- _Work instruction_: Extract all lines in the data that contain the word "title".

____

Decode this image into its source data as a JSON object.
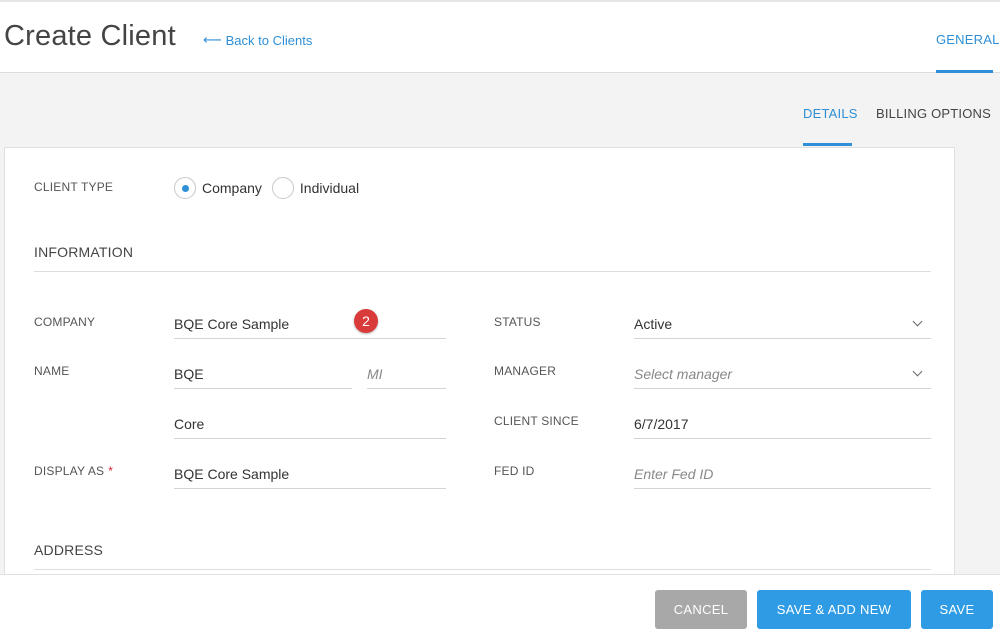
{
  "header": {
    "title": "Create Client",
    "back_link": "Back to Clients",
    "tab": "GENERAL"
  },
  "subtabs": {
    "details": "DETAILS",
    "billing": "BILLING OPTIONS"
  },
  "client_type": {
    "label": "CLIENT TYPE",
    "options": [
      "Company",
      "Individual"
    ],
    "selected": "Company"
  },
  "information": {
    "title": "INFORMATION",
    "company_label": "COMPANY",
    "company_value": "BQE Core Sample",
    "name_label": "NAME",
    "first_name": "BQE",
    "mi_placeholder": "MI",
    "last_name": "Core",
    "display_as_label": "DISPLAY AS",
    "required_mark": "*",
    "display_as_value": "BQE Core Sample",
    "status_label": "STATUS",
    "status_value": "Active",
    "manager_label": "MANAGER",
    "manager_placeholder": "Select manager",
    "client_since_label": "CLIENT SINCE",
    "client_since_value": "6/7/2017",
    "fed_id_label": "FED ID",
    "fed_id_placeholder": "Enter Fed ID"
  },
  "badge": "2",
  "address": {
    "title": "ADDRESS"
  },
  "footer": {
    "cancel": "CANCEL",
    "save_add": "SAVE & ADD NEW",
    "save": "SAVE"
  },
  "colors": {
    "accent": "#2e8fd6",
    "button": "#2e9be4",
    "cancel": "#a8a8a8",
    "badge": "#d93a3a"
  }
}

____

- _Task solution_:
    "title": "Create Client",
    "title": "INFORMATION",
    "title": "ADDRESS"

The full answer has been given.